For many teams, email is the primary form of staying connected, making it critically important but also a major point of stress.
Logistically, the most obvious way to make email more manageable is to just have fewer emails coming in. But in reality, this might actually be the hardest thing to make happen because we’re not totally in control of how many emails we receive every day.
But, there are a number of things you can do with regards to how email is used amongst your team members and therefore strongly influence how many emails you get and send every day. In this episode, I discuss four principles and related tactics for more effective team email along with how to introduce them to your team.
This is part two of a two part series on email management. This episode tackles team email practices. Part one, episode 60, covered individual email management practices.
The full episode guide includes sample agendas and activities to help your team redesign its email practices. Get it when you join the Modern Manager community or purchase the full guide at www.mamieks.com/store.
Get the free mini-guide at www.mamieks.com/miniguides.
Subscribe to my newsletter to get episodes, articles and free mini-guides delivered to your inbox.
Read the related blog article: How to Establish Effective Team Email Practices.
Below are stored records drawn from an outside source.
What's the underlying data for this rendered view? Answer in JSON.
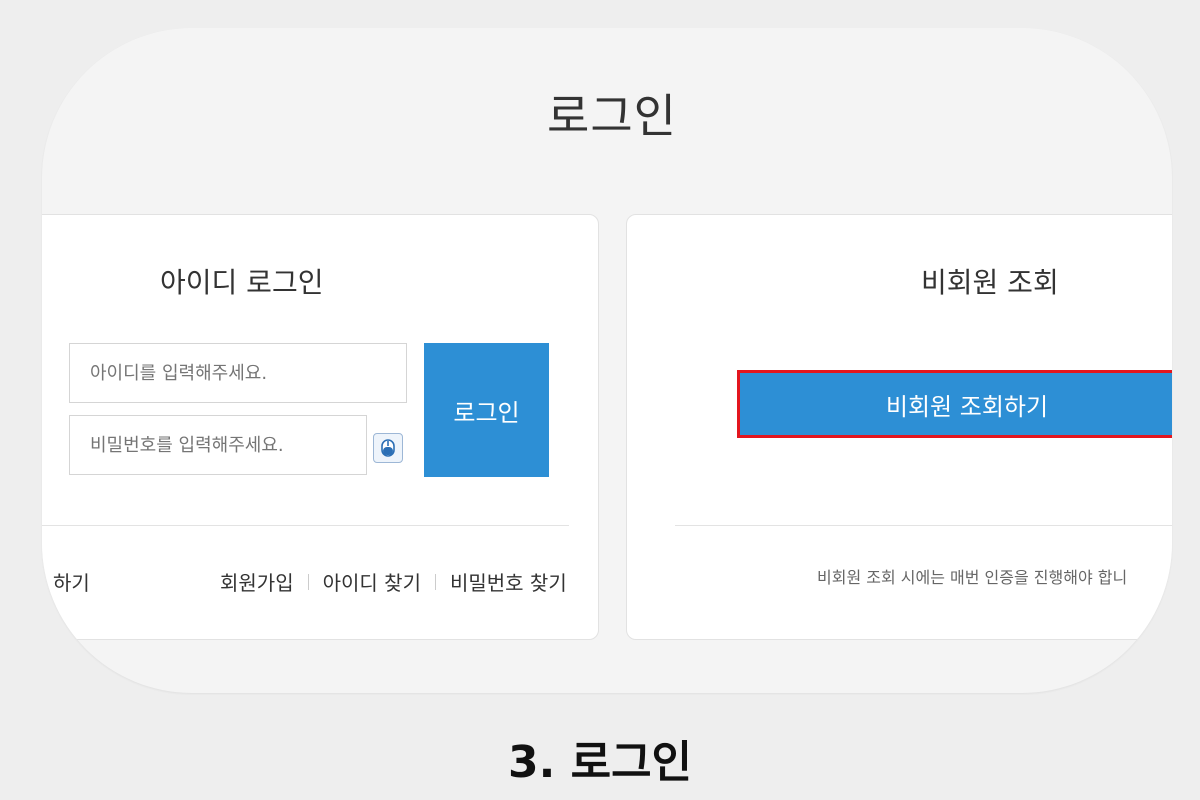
{
  "page": {
    "title": "로그인"
  },
  "id_login": {
    "title": "아이디 로그인",
    "id_placeholder": "아이디를 입력해주세요.",
    "pw_placeholder": "비밀번호를 입력해주세요.",
    "login_label": "로그인",
    "links": {
      "partial": "하기",
      "signup": "회원가입",
      "find_id": "아이디 찾기",
      "find_pw": "비밀번호 찾기"
    }
  },
  "guest": {
    "title": "비회원 조회",
    "button_label": "비회원 조회하기",
    "notice": "비회원 조회 시에는 매번 인증을 진행해야 합니"
  },
  "caption": "3. 로그인",
  "colors": {
    "accent": "#2d8fd5",
    "highlight": "#e3161e",
    "background": "#eeeeee",
    "card": "#ffffff"
  },
  "icons": {
    "pw_toggle": "mouse-icon"
  }
}
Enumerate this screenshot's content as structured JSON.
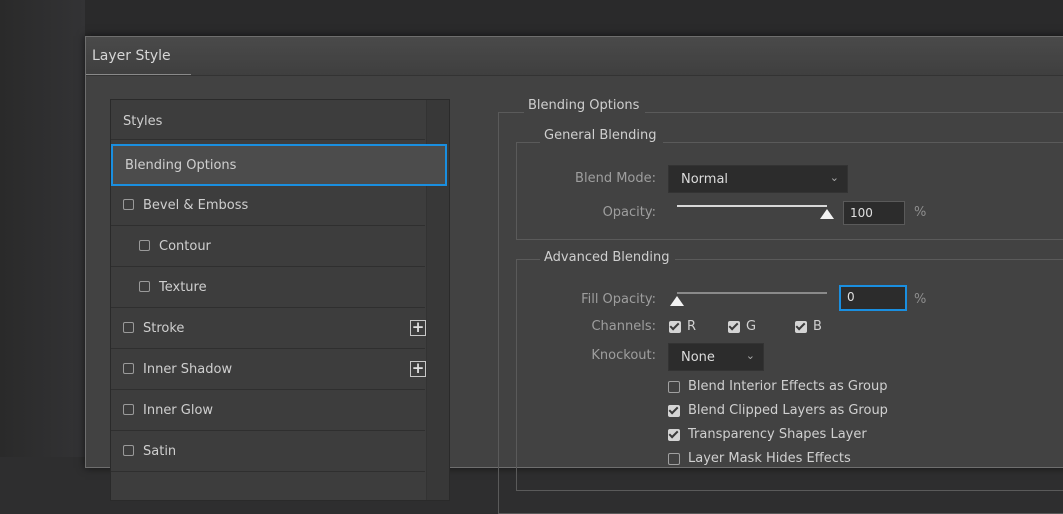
{
  "dialog": {
    "title": "Layer Style"
  },
  "styles_panel": {
    "header": "Styles",
    "items": [
      {
        "label": "Blending Options",
        "selected": true,
        "has_checkbox": false,
        "checked": false,
        "has_plus": false,
        "indent": 0
      },
      {
        "label": "Bevel & Emboss",
        "selected": false,
        "has_checkbox": true,
        "checked": false,
        "has_plus": false,
        "indent": 0
      },
      {
        "label": "Contour",
        "selected": false,
        "has_checkbox": true,
        "checked": false,
        "has_plus": false,
        "indent": 1
      },
      {
        "label": "Texture",
        "selected": false,
        "has_checkbox": true,
        "checked": false,
        "has_plus": false,
        "indent": 1
      },
      {
        "label": "Stroke",
        "selected": false,
        "has_checkbox": true,
        "checked": false,
        "has_plus": true,
        "indent": 0
      },
      {
        "label": "Inner Shadow",
        "selected": false,
        "has_checkbox": true,
        "checked": false,
        "has_plus": true,
        "indent": 0
      },
      {
        "label": "Inner Glow",
        "selected": false,
        "has_checkbox": true,
        "checked": false,
        "has_plus": false,
        "indent": 0
      },
      {
        "label": "Satin",
        "selected": false,
        "has_checkbox": true,
        "checked": false,
        "has_plus": false,
        "indent": 0
      }
    ],
    "plus_glyph": "+"
  },
  "blending_options": {
    "section_title": "Blending Options",
    "general": {
      "title": "General Blending",
      "blend_mode_label": "Blend Mode:",
      "blend_mode_value": "Normal",
      "opacity_label": "Opacity:",
      "opacity_value": "100",
      "opacity_fraction": 1.0,
      "percent": "%"
    },
    "advanced": {
      "title": "Advanced Blending",
      "fill_opacity_label": "Fill Opacity:",
      "fill_opacity_value": "0",
      "fill_opacity_fraction": 0.0,
      "percent": "%",
      "channels_label": "Channels:",
      "channels": [
        {
          "label": "R",
          "checked": true
        },
        {
          "label": "G",
          "checked": true
        },
        {
          "label": "B",
          "checked": true
        }
      ],
      "knockout_label": "Knockout:",
      "knockout_value": "None",
      "options": [
        {
          "label": "Blend Interior Effects as Group",
          "checked": false
        },
        {
          "label": "Blend Clipped Layers as Group",
          "checked": true
        },
        {
          "label": "Transparency Shapes Layer",
          "checked": true
        },
        {
          "label": "Layer Mask Hides Effects",
          "checked": false
        }
      ]
    }
  },
  "colors": {
    "focus_accent": "#1a8fe0",
    "dialog_bg": "#424242",
    "field_bg": "#2c2c2c"
  },
  "icons": {
    "dropdown": "chevron-down-icon",
    "add": "plus-icon"
  }
}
- Aligning your team’s email practices is one way to reduce the quantity of emails you receive while enhancing the flow of communication.
- Email is just one tool in your team’s communication toolbox. Clarify how to use email vs chat, meetings, your team collaboration software (e.g. Asana, Basecamp), a document, text message, etc.
- Email is generally well suited for a limited number of activities such as one-way information sharing, communicating with external stakeholders, multiple choice questions, gauging whether a meeting is needed.
- Crafting thoughtful emails may take a few extra minutes but will reduce the back-and-forth, saving time and energy in the long run.
- Consider how your team uses email subject lines. Standardizing subject lines to include a bracketed term followed by a headline makes it easier for the recipient e.g. [ACTION] Your input needed on Monday’s client meeting agenda
- If assigning tasks or making a request, be as precise as possible for the 3 Ws: who is responsible, what do they need to do, when does it need to be done by.
- Explore how your team might structure email content or use formatting consistently to draw attention to important information.
- Establish explicit norms for email such as how and when to use niceties such as the “thank you” response, what a reasonable response time is for regular and urgent emails, whether email should be read/responded to outside of work hours, etc.
- There are not right or wrong ways to design team email practices. Engage your team in this process to decide what make the most sense for your team’s situation.